Dr. Kenneth C. Jezek
Kenneth C. Jezek received the B.S. degree in Physics from the University of Illinois in 1973 and went on to receive M.S. and Ph.D. degrees in Geophysics from the University of Wisconsin , Madison where he studied the behavior of the Ross Ice Shelf Antarctica using ice sounding radar data collected during several visits to the Antarctic. Before joining Ohio State University ’s Byrd Polar Research Center , Dr. Jezek was a geophysicist with the U.S. Army Cold Regions Research and Engineering Laboratory. There, he researched the electromagnetic and acoustical properties of sea ice in the lab and in the Arctic . He also served a two-year period as manager of NASA’s polar oceans and ice sheets program. Dr. Jezek is the Principal Investigator on the RADARSAT-1 Antarctic Mapping Project. In June 2000, the RAMP team was the recipient of a NASA Group Achievement Award for its comprehensive study of the Antarctic continent.
Antarctica is Earth’s coldest, windiest, and on average highest of continent. Because of its harsh climate and because it is often covered by clouds or shrouded in darkness during the long polar night, much of Antarctica remained poorly mapped till the end of the last decade. Then in 1997, NASA and the Canadian Space Agency embarked on a collaboration to obtain the first, high resolution synthetic aperture radar image of the southern continent. The first imaging campaign was successfully completed in October 1997 and achieved the primary goal of producing a stunning, new view of Antarctica . It revealed in unprecedented detail extensive networks of ice streams, the positions of ice divides and the ice margin, and even hinted about processes occurring at the base of the ice sheet. Following up on results from the 1997 effort, a second acquisition campaign occurred in the fall of 2000. Along with providing a second benchmark for measuring changes in ice sheet extent, the 2000 campaign collected interferometric data over much of the ice sheet. These data are being used to measure the surface velocity of the ice sheet, an important parameter for estimating ice sheet mass balance and for understanding the response of the ice sheet to changing climate.
This presentation summarizes results from the 1997 and 2000 imaging campaigns. In addition to describing glaciological processes captured in the image mosaics, the RADARSAT 1997/00 data are compared to assess spatial patterns in ice margin advance/retreat, which are themselves contrasted with earlier estimates of ice sheet behavior. Surface velocity data over newly discovered East Antarctic ice streams. These are used to estimate ice stream mass balance the role of these ice streams on the stability of the East Antarctic Ice Sheet.

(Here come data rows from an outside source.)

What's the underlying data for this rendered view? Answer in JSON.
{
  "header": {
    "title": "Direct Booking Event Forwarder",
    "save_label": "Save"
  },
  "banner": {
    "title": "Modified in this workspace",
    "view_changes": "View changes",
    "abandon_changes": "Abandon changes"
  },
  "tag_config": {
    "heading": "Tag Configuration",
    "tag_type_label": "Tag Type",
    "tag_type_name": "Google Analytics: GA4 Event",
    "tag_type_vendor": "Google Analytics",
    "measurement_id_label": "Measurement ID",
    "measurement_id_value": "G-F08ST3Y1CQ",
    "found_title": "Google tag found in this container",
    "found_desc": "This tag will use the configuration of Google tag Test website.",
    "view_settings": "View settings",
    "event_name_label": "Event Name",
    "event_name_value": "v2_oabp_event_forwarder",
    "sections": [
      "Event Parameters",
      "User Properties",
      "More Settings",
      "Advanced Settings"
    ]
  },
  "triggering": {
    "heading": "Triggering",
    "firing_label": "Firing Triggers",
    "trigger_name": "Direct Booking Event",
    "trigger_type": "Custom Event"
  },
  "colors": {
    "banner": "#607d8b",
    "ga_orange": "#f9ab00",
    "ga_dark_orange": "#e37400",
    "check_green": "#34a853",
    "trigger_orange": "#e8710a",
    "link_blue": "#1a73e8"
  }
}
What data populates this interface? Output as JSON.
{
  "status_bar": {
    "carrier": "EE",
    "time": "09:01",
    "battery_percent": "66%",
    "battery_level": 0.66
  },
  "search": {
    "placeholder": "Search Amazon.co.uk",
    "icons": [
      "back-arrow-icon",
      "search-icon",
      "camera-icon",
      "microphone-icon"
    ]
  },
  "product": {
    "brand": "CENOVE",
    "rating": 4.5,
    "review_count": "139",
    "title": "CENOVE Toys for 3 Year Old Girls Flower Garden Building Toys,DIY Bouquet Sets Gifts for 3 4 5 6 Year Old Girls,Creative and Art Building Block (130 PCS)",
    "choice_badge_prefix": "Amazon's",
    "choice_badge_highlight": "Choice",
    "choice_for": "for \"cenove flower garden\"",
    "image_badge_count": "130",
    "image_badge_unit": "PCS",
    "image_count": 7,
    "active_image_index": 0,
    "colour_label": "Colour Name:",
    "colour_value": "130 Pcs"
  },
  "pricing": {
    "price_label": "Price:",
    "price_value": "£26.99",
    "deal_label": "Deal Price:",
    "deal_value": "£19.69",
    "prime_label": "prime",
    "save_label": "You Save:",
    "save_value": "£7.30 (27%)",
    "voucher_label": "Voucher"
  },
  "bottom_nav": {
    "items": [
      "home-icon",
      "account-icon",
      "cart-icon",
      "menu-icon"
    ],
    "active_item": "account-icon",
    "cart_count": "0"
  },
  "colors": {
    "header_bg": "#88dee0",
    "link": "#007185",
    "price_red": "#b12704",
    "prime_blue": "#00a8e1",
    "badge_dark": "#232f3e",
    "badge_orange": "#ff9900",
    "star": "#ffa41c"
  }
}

Additional information on the RADARSAT-1 Antarctic Mapping Project is available at: http://www-bprc.mps.ohio-state.edu/rsl/radarsat/radarsat.html.